> [EXERCISE BRIEF]:
Each entry must appear again exactly as it does in the source.

> [Page and application data records]:
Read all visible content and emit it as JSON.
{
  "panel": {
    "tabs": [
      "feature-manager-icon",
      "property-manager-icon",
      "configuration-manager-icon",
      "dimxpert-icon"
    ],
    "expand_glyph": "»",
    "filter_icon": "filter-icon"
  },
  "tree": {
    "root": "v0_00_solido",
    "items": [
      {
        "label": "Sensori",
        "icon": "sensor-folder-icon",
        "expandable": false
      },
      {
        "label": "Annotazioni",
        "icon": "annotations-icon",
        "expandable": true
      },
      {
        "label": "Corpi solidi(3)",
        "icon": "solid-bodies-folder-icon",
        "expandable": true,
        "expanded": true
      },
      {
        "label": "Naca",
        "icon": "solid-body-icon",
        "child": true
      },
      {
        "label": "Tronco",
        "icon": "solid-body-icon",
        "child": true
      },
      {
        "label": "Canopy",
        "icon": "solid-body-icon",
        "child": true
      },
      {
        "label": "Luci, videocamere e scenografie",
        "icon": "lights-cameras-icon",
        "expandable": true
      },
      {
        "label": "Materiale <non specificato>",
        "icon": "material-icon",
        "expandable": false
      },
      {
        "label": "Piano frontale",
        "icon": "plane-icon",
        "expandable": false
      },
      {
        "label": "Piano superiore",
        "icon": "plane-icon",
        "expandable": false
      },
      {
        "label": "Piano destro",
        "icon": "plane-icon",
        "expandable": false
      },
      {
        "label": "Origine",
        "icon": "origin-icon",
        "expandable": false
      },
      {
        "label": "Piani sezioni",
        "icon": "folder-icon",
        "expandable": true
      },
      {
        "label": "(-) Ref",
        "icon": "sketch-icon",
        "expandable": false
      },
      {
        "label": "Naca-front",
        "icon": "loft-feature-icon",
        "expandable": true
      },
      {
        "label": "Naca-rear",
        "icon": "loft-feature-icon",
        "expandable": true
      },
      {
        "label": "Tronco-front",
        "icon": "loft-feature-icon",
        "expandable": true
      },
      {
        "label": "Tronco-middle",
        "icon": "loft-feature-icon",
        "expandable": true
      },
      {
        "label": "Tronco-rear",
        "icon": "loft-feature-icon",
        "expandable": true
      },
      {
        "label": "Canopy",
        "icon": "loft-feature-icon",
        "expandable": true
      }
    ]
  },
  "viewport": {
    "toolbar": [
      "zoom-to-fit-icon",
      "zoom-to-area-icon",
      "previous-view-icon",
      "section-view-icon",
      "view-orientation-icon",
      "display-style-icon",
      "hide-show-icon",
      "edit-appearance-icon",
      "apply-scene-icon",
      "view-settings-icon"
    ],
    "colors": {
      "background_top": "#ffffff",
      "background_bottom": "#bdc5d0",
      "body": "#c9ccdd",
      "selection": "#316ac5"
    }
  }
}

> [OUTPUT FOR THIS TASK]:
Read all visible content and emit it as JSON.
{
  "panel": {
    "tabs": [
      "feature-manager-icon",
      "property-manager-icon",
      "configuration-manager-icon",
      "dimxpert-icon"
    ],
    "expand_glyph": "»",
    "filter_icon": "filter-icon"
  },
  "tree": {
    "root": "v0_00_solido",
    "items": [
      {
        "label": "Sensori",
        "icon": "sensor-folder-icon",
        "expandable": false
      },
      {
        "label": "Annotazioni",
        "icon": "annotations-icon",
        "expandable": true
      },
      {
        "label": "Corpi solidi(3)",
        "icon": "solid-bodies-folder-icon",
        "expandable": true,
        "expanded": true
      },
      {
        "label": "Naca",
        "icon": "solid-body-icon",
        "child": true
      },
      {
        "label": "Tronco",
        "icon": "solid-body-icon",
        "child": true
      },
      {
        "label": "Canopy",
        "icon": "solid-body-icon",
        "child": true
      },
      {
        "label": "Luci, videocamere e scenografie",
        "icon": "lights-cameras-icon",
        "expandable": true
      },
      {
        "label": "Materiale <non specificato>",
        "icon": "material-icon",
        "expandable": false
      },
      {
        "label": "Piano frontale",
        "icon": "plane-icon",
        "expandable": false
      },
      {
        "label": "Piano superiore",
        "icon": "plane-icon",
        "expandable": false
      },
      {
        "label": "Piano destro",
        "icon": "plane-icon",
        "expandable": false
      },
      {
        "label": "Origine",
        "icon": "origin-icon",
        "expandable": false
      },
      {
        "label": "Piani sezioni",
        "icon": "folder-icon",
        "expandable": true
      },
      {
        "label": "(-) Ref",
        "icon": "sketch-icon",
        "expandable": false
      },
      {
        "label": "Naca-front",
        "icon": "loft-feature-icon",
        "expandable": true
      },
      {
        "label": "Naca-rear",
        "icon": "loft-feature-icon",
        "expandable": true
      },
      {
        "label": "Tronco-front",
        "icon": "loft-feature-icon",
        "expandable": true
      },
      {
        "label": "Tronco-middle",
        "icon": "loft-feature-icon",
        "expandable": true
      },
      {
        "label": "Tronco-rear",
        "icon": "loft-feature-icon",
        "expandable": true
      },
      {
        "label": "Canopy",
        "icon": "loft-feature-icon",
        "expandable": true
      }
    ]
  },
  "viewport": {
    "toolbar": [
      "zoom-to-fit-icon",
      "zoom-to-area-icon",
      "previous-view-icon",
      "section-view-icon",
      "view-orientation-icon",
      "display-style-icon",
      "hide-show-icon",
      "edit-appearance-icon",
      "apply-scene-icon",
      "view-settings-icon"
    ],
    "colors": {
      "background_top": "#ffffff",
      "background_bottom": "#bdc5d0",
      "body": "#c9ccdd",
      "selection": "#316ac5"
    }
  }
}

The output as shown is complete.